Data for review Start Marker

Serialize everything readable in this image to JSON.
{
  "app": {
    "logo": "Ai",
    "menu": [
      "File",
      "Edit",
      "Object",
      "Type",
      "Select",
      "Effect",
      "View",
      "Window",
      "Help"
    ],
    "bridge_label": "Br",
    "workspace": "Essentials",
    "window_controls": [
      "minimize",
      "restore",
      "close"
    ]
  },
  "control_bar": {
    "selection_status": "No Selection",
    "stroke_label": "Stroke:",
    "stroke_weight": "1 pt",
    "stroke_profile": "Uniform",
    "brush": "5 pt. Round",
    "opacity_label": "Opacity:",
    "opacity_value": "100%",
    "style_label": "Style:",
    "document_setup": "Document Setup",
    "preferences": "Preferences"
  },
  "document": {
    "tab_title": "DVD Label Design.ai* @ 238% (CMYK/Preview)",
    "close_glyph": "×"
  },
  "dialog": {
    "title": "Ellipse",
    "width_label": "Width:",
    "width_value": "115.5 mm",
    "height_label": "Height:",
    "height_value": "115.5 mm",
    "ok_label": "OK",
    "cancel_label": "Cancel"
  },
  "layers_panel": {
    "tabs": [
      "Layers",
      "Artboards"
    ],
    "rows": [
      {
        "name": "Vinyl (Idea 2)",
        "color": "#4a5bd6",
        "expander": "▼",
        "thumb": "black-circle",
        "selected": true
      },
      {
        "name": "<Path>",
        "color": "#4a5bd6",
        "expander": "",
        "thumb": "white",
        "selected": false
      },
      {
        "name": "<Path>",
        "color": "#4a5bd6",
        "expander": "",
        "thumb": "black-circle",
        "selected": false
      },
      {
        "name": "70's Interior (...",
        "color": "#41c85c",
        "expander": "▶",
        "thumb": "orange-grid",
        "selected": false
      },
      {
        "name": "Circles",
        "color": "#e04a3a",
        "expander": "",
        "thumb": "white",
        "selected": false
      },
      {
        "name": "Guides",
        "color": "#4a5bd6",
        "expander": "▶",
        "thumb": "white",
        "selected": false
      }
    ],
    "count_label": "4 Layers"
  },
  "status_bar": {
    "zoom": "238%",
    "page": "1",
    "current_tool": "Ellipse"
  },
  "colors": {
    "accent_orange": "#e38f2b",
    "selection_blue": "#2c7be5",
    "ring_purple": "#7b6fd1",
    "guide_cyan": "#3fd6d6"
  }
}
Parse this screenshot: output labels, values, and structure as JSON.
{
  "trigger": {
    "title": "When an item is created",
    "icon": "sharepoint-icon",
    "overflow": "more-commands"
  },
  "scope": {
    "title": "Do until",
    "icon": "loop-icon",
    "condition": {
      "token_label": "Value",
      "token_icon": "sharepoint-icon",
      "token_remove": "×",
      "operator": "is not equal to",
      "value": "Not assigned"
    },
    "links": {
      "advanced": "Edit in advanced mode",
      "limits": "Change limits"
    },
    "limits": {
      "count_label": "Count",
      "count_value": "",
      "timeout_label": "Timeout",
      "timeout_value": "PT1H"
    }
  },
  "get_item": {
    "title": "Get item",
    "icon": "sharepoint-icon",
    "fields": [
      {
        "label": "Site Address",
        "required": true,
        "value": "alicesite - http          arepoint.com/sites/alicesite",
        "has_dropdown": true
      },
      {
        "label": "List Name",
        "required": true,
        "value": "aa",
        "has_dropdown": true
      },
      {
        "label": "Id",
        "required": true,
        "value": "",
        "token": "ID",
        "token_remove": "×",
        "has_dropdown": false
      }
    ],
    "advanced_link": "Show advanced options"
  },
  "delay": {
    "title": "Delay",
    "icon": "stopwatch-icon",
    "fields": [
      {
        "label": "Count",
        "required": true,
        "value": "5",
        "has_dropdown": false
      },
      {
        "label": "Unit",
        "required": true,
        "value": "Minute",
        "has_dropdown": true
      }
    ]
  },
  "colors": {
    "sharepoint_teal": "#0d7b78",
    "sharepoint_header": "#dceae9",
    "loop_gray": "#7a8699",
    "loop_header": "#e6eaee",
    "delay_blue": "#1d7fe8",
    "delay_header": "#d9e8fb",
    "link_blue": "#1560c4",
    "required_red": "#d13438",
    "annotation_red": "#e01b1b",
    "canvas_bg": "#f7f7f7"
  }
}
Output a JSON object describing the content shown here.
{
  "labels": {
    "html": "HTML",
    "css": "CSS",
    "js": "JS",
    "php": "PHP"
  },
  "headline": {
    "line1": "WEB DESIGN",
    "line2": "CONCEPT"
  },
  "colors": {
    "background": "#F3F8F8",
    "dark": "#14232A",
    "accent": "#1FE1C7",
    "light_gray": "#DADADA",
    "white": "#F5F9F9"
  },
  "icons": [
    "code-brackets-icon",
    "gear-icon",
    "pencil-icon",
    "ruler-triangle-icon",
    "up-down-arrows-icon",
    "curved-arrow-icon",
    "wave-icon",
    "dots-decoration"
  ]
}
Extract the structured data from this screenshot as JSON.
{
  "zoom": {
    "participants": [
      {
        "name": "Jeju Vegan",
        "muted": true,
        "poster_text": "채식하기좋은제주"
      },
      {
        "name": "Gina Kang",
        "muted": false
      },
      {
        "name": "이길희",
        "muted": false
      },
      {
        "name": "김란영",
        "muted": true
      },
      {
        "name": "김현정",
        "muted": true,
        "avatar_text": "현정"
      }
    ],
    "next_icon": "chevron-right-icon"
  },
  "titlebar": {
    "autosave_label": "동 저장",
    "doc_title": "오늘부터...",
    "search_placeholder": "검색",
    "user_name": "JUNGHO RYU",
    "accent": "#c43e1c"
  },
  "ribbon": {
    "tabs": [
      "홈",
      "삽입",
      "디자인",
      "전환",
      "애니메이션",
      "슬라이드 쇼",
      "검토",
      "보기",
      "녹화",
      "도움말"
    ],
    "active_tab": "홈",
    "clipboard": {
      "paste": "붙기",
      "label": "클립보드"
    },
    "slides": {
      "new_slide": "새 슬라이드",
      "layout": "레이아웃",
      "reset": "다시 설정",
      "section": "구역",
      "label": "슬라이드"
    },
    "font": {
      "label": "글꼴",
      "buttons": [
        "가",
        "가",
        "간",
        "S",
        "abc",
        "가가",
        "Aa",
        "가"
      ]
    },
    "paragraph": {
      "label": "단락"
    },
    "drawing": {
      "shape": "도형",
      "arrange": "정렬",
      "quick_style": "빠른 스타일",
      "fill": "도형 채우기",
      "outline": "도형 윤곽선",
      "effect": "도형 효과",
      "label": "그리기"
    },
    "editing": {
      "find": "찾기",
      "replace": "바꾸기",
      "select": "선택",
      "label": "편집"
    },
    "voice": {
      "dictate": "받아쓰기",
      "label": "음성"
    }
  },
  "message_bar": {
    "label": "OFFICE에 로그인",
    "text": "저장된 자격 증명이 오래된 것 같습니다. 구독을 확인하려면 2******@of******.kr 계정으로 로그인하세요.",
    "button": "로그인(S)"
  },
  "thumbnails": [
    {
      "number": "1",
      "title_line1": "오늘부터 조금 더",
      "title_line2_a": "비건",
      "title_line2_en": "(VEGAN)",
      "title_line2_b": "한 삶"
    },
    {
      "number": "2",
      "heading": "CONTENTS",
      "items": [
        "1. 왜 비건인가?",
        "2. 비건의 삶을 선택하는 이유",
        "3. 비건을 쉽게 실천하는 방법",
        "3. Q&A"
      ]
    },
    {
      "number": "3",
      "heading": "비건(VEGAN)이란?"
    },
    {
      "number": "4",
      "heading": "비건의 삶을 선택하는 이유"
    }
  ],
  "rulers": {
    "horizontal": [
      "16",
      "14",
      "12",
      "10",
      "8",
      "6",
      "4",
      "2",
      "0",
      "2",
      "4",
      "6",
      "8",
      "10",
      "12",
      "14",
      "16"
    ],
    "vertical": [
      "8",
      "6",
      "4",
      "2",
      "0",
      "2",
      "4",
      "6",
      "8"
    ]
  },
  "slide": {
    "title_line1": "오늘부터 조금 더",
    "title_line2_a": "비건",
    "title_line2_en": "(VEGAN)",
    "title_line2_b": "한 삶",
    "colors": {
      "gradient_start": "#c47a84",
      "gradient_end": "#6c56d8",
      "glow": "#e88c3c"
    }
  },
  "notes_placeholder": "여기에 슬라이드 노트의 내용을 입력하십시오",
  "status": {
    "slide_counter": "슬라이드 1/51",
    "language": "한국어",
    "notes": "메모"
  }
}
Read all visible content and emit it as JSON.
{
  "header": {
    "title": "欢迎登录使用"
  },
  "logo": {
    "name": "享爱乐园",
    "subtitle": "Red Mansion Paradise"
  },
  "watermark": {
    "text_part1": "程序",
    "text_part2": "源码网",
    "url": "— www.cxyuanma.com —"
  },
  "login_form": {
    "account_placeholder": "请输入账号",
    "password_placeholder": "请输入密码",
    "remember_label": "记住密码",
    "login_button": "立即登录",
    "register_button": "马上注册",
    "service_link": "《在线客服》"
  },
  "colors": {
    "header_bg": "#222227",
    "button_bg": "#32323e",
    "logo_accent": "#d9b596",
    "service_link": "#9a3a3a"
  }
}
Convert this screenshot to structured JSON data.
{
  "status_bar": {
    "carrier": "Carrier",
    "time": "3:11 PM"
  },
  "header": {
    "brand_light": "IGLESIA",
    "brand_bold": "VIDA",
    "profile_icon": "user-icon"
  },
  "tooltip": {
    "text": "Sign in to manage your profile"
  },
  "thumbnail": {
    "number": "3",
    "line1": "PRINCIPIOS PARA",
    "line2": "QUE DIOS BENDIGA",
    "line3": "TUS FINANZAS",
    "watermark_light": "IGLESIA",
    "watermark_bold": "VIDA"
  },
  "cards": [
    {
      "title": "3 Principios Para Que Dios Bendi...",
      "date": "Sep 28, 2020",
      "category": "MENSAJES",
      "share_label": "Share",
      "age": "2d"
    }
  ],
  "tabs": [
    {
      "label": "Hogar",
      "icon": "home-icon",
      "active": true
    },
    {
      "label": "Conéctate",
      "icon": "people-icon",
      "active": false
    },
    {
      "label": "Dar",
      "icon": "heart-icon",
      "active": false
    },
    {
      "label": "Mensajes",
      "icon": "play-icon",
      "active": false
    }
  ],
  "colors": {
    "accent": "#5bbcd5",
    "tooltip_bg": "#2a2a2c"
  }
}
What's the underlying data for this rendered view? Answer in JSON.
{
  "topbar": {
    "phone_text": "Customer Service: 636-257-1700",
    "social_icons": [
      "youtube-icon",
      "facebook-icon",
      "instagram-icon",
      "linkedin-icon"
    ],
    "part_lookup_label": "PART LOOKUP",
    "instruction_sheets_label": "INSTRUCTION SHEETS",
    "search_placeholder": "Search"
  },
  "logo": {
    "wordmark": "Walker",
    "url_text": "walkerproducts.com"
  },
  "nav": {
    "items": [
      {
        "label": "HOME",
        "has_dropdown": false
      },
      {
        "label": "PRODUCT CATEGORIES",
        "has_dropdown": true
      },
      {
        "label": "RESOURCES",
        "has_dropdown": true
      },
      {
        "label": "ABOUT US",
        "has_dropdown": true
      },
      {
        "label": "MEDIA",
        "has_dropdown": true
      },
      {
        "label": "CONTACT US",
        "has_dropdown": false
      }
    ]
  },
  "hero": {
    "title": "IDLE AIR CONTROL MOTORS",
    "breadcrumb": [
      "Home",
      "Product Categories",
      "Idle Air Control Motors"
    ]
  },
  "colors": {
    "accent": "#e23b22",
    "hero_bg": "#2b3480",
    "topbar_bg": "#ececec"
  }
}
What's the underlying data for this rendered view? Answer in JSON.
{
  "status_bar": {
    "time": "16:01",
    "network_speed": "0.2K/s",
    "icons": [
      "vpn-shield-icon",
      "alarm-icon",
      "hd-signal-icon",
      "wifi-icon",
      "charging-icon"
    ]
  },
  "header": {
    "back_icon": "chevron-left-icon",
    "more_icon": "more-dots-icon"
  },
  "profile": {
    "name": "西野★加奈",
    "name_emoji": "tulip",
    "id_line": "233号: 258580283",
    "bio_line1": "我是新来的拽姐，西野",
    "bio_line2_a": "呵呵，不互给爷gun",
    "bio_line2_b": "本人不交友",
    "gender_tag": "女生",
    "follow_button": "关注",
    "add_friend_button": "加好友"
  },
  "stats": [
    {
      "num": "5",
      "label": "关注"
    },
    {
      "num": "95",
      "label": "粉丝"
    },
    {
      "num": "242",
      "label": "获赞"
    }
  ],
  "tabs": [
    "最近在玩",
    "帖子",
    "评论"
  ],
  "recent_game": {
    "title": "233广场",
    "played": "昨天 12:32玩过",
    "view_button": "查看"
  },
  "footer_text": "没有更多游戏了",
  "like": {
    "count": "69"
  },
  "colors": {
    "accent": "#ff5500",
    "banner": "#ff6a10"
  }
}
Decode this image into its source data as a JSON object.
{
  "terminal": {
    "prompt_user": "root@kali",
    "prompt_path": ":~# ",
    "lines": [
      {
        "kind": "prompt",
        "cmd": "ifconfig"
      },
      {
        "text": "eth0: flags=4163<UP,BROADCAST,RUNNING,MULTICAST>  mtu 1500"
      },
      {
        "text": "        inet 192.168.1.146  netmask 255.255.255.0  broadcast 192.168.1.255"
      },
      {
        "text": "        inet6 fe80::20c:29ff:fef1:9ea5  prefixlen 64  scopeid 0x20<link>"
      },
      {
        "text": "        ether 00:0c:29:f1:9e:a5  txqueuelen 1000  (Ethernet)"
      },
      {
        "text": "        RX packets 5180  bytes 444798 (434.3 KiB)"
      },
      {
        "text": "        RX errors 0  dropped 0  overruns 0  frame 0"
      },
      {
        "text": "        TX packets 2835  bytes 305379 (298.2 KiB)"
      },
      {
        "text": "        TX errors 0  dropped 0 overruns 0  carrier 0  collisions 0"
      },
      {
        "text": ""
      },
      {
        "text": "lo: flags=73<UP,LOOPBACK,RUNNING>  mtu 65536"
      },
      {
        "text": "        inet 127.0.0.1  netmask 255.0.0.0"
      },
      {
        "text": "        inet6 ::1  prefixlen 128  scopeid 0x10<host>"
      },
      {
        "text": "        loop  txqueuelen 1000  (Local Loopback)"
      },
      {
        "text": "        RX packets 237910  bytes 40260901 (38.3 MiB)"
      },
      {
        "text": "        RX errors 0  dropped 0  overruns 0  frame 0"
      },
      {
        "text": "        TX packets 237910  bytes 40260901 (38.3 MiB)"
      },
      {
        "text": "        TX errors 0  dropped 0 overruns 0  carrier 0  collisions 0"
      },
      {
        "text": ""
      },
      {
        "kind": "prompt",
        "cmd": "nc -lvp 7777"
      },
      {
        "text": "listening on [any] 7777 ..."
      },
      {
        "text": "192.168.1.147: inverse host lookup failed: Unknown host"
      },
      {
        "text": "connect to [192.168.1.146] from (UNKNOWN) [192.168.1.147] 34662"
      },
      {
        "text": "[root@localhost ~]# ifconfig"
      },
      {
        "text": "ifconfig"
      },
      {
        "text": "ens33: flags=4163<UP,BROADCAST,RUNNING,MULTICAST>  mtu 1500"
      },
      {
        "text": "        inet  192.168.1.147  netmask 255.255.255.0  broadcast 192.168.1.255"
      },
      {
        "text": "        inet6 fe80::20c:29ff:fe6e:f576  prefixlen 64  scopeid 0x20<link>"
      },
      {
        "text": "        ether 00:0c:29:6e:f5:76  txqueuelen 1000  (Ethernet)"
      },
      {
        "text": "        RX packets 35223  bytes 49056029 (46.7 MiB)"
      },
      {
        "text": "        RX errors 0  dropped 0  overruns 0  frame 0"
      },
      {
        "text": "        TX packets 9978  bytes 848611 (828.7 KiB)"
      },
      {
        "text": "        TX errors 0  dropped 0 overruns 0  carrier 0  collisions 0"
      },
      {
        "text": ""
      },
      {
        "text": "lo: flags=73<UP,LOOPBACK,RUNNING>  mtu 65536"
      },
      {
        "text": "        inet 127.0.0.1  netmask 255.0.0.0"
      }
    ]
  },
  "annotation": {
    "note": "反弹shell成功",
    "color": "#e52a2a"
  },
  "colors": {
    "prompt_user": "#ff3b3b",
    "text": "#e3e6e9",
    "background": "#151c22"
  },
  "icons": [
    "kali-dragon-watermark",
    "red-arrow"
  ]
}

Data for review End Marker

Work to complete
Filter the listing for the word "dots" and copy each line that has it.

Completed exercise
    "dots-decoration"
    "more_icon": "more-dots-icon"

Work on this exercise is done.